Huh? No, wait, that can’t be right. Bad dream, dystopian movie, could never happen here. But it has, and right now, our country does not feel fine, nor does it feel great. I just hope we’re on the home stretch with this, too.

What I’ve Learned from Quarantine, Part 2

I wrote about what I learned from quarantine way back in the spring and thought I’d revisit, now that we’re closing the books on 2020.

I am incredibly grateful for my health.

I never dreamed the new reading chair I bought in fall of 2019 would get so much use.

Our twenty-three-year-old, no-repairs-ever-and-still-going-strong dishwasher should be in the appliance hall of fame.

I don’t know if it’s a result of the pandemic or my age or having endured a year of the ghastly festering wound that is American politics, but my tolerance for artificiality and spin is at its lowest ebb. Speak honestly, be real, and please, lose the buzzwords.

My new bread machine is significantly more advanced than its 90’s predecessor but still has a tendency to want to hurl itself off the counter in a frenzy of over-enthusiastic kneading.

Sitting back and watching the world on a screen instead of living in it is frustrating, and yet, I’ve learned a lot from being a quiet observer.

There are wonderfully kind and knowledgeable Comcast customer service representatives. Seriously. So many are working so hard trying to get it right.

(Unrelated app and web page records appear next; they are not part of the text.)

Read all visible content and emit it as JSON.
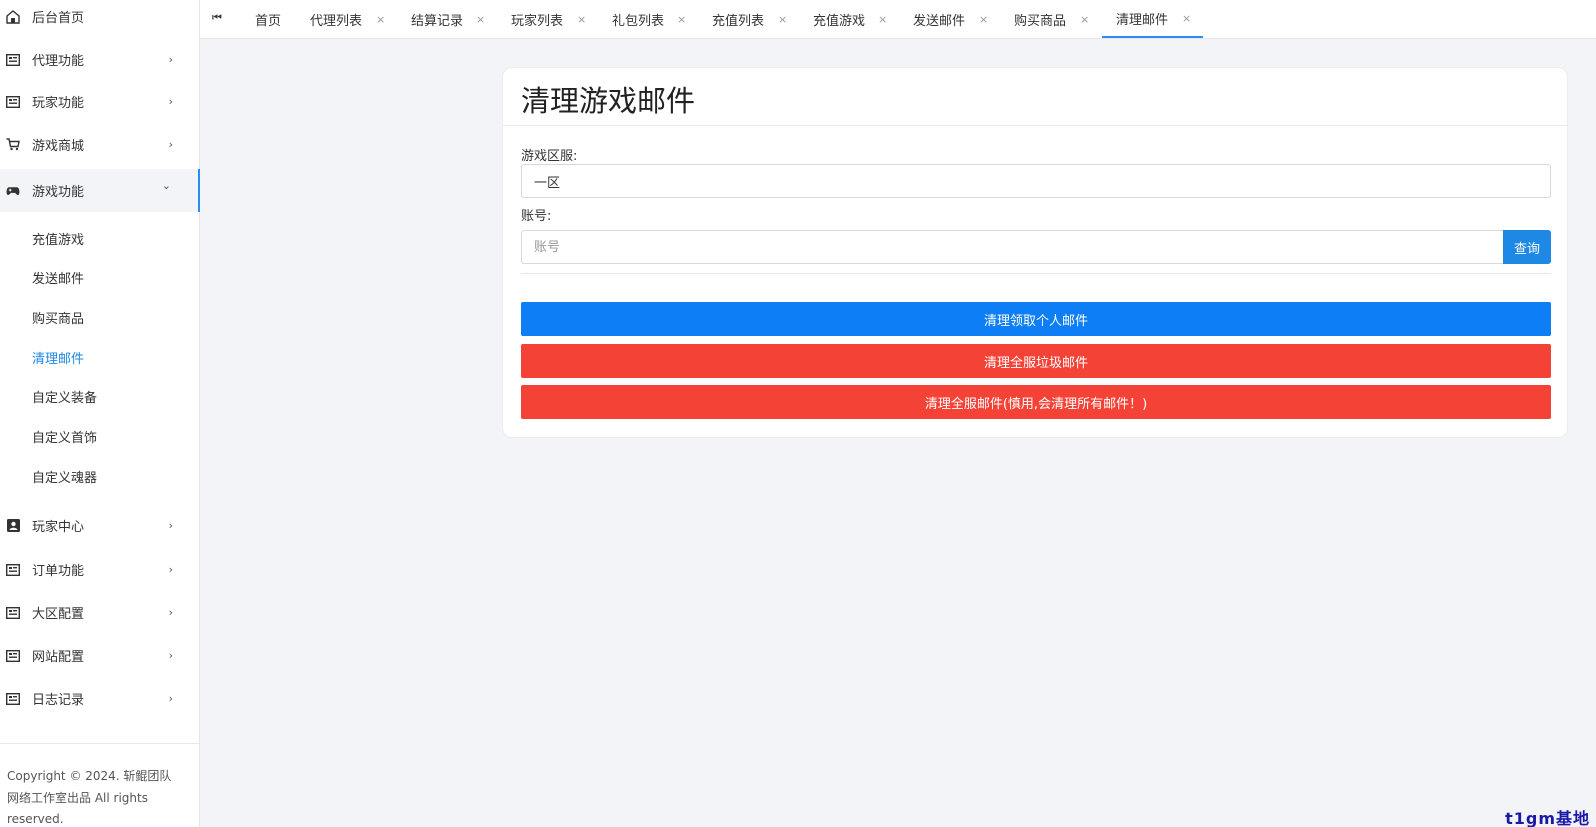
{
  "sidebar": {
    "menu": [
      {
        "label": "后台首页",
        "icon": "home-icon",
        "chevron": ""
      },
      {
        "label": "代理功能",
        "icon": "list-icon",
        "chevron": "›"
      },
      {
        "label": "玩家功能",
        "icon": "list-icon",
        "chevron": "›"
      },
      {
        "label": "游戏商城",
        "icon": "cart-icon",
        "chevron": "›"
      },
      {
        "label": "游戏功能",
        "icon": "gamepad-icon",
        "chevron": "⌄"
      }
    ],
    "submenu": [
      {
        "label": "充值游戏"
      },
      {
        "label": "发送邮件"
      },
      {
        "label": "购买商品"
      },
      {
        "label": "清理邮件"
      },
      {
        "label": "自定义装备"
      },
      {
        "label": "自定义首饰"
      },
      {
        "label": "自定义魂器"
      }
    ],
    "menu_bottom": [
      {
        "label": "玩家中心",
        "icon": "user-card-icon",
        "chevron": "›"
      },
      {
        "label": "订单功能",
        "icon": "list-icon",
        "chevron": "›"
      },
      {
        "label": "大区配置",
        "icon": "list-icon",
        "chevron": "›"
      },
      {
        "label": "网站配置",
        "icon": "list-icon",
        "chevron": "›"
      },
      {
        "label": "日志记录",
        "icon": "list-icon",
        "chevron": "›"
      }
    ],
    "copyright": "Copyright © 2024. 斩鲲团队网络工作室出品 All rights reserved."
  },
  "tabs": {
    "first_icon": "⏮",
    "items": [
      {
        "label": "首页",
        "close": ""
      },
      {
        "label": "代理列表",
        "close": "×"
      },
      {
        "label": "结算记录",
        "close": "×"
      },
      {
        "label": "玩家列表",
        "close": "×"
      },
      {
        "label": "礼包列表",
        "close": "×"
      },
      {
        "label": "充值列表",
        "close": "×"
      },
      {
        "label": "充值游戏",
        "close": "×"
      },
      {
        "label": "发送邮件",
        "close": "×"
      },
      {
        "label": "购买商品",
        "close": "×"
      },
      {
        "label": "清理邮件",
        "close": "×"
      }
    ]
  },
  "card": {
    "title": "清理游戏邮件",
    "server_label": "游戏区服:",
    "server_value": "一区",
    "account_label": "账号:",
    "account_placeholder": "账号",
    "query_label": "查询",
    "btn_personal": "清理领取个人邮件",
    "btn_junk": "清理全服垃圾邮件",
    "btn_all": "清理全服邮件(慎用,会清理所有邮件！)"
  },
  "watermark": "t1gm基地",
  "colors": {
    "accent": "#1e88e5",
    "danger": "#f44336",
    "primary_btn": "#0d7ef5"
  }
}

Much as we love supporting restaurants with take-out orders, it’s just not the same eating the meals at home at your own kitchen table.

I am very much a creature of habit. In a world where familiar structure and routine have been upended,  I find myself clinging to those habits even more fiercely. That being said, I’ve also learned to appreciate  new and different ways to accomplish something that I may have resisted in “normal times.”

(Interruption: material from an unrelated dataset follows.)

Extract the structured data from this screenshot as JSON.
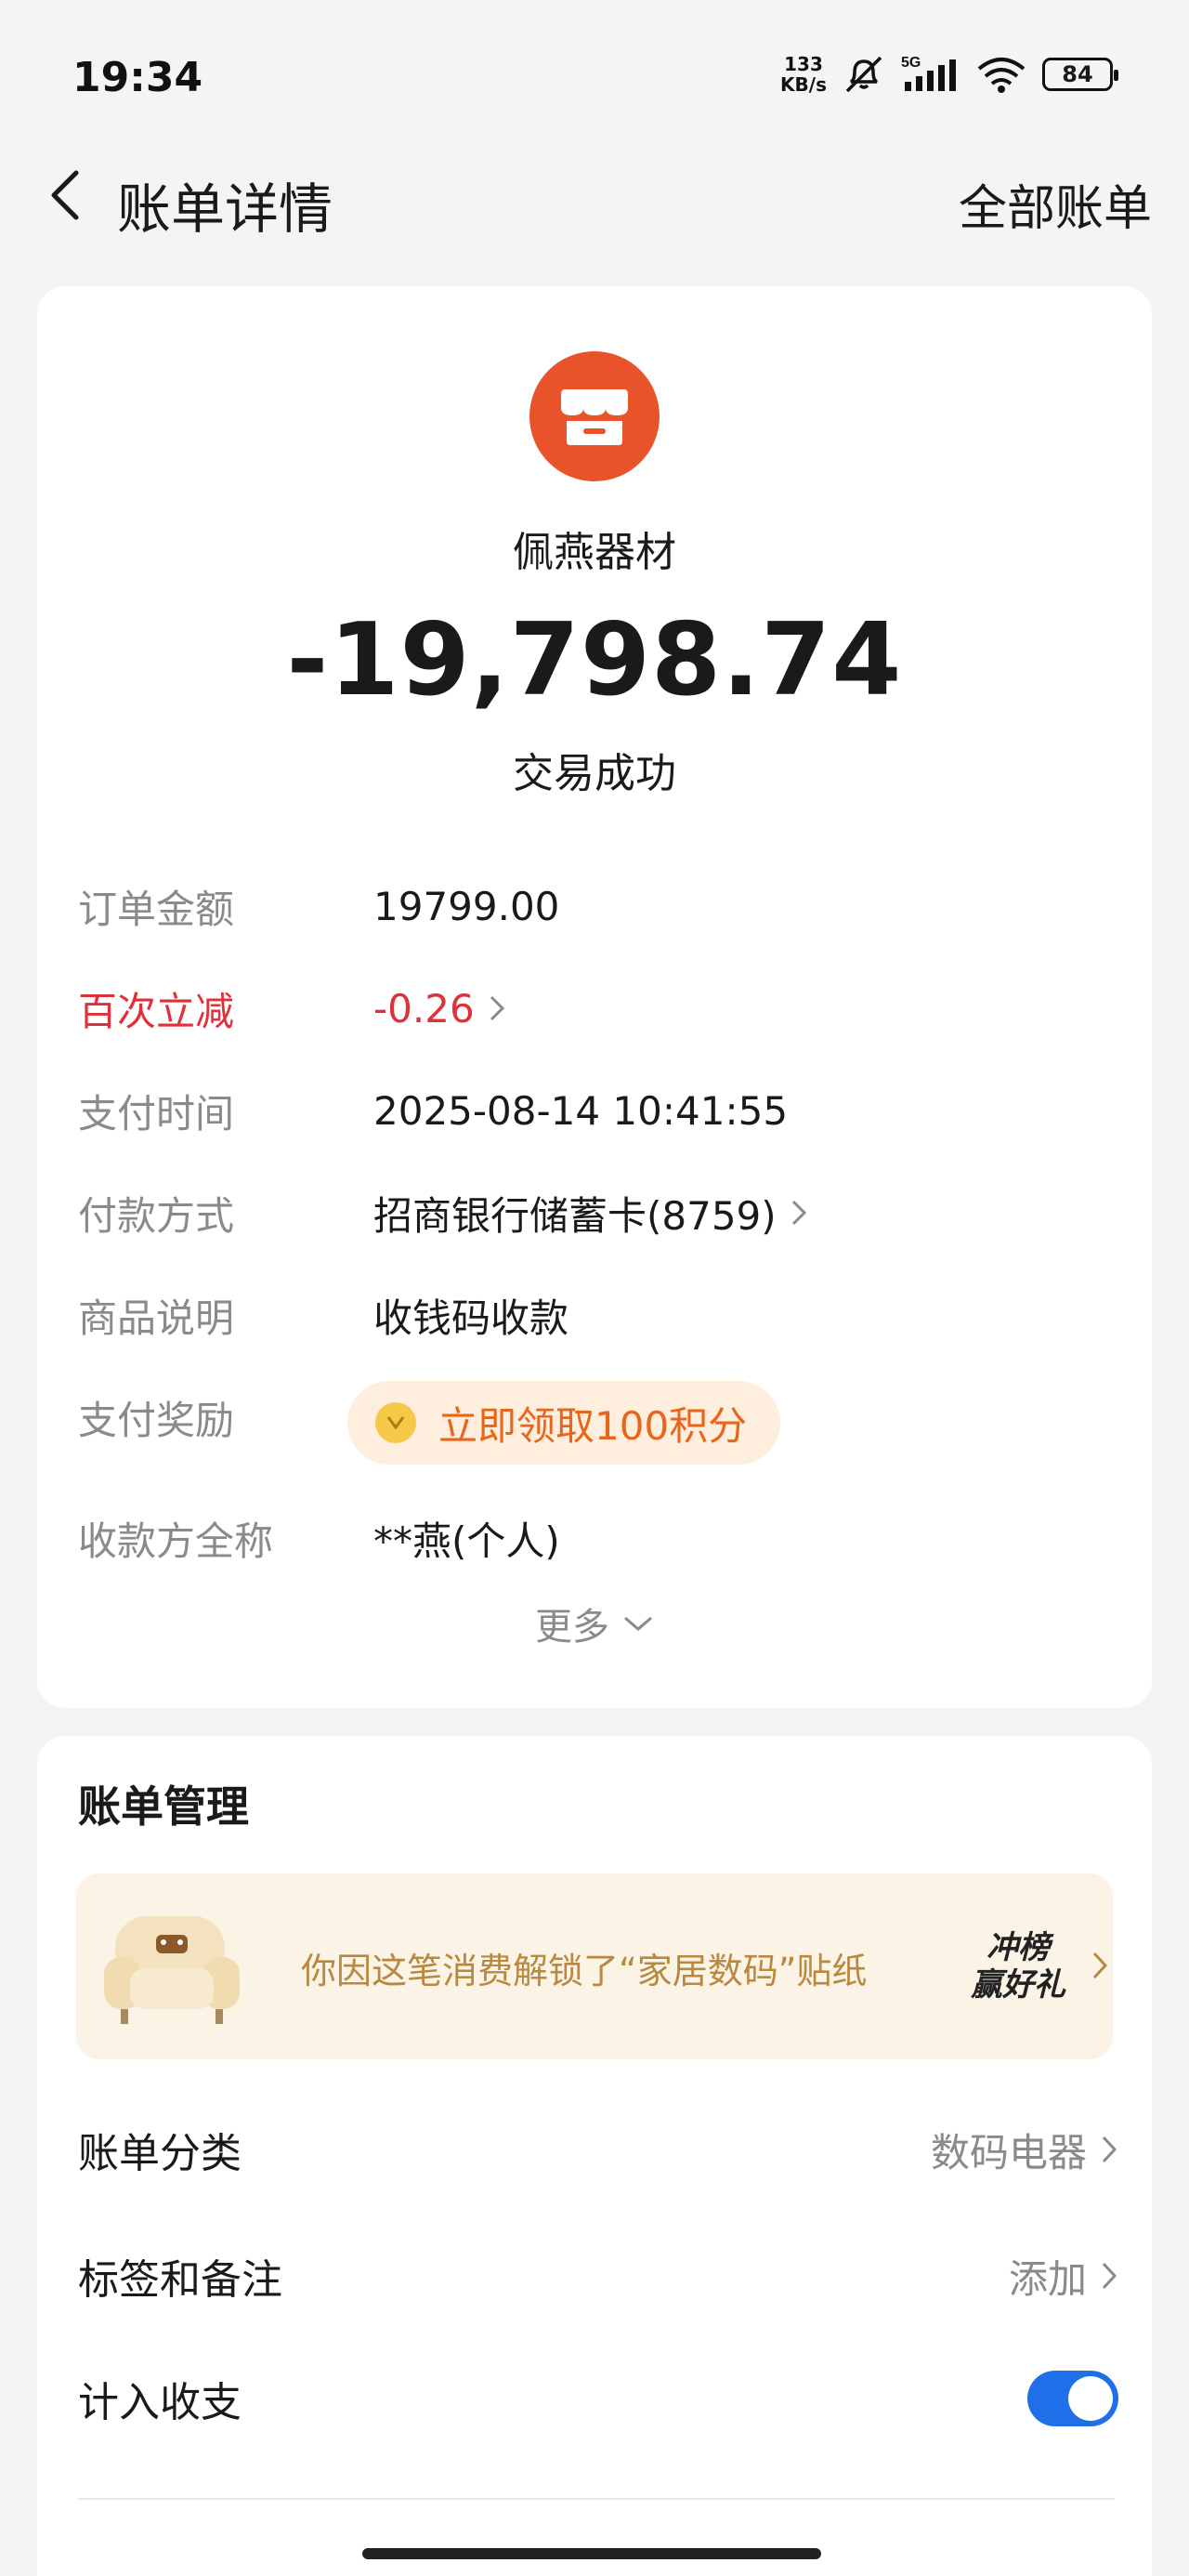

I always feel awkward in zoom meetings—not knowing when to talk or accidentally interrupting someone who decides to talk at the same time. Meanwhile, the cat is lurking on the back of my chair or padding across the keyboard.

Technology, love it or hate it, has flat-out saved our butts this year. Same to be said for streaming TV.

I am determined to use the calendar on my phone instead of my trusty pocket planner even though I could write things down in half the time it takes me to text in all this stuff and scroll through the start and stop times. And there will be no stickers, ever.

Even though I will forever miss them, I am relieved not to be shepherding elderly parents through a pandemic. I know friends who are on that journey and cannot imagine their pain and isolation.

I’ve learned so much (including South African slang) from my online writers group of Chicago-based ladies who have very different backgrounds from mine.

When this is over, I may need a 12-step group for addiction to online Scrabble and Solitaire.

I greatly miss in-person worship. But the view from the virtual pews of other churches, especially the Washington National Cathedral, is reshaping my faith in surprising ways.

Sometimes I need one of those signs found in senior facilities that remind residents what day it is, what activities are planned and when happy hour starts.

You’re never too old for new life, even if it’s in the form of a puppy. (Check back with me in a month and see where I am on this.)

Wishing all of us some form of new life in this next and has-to-be-better year.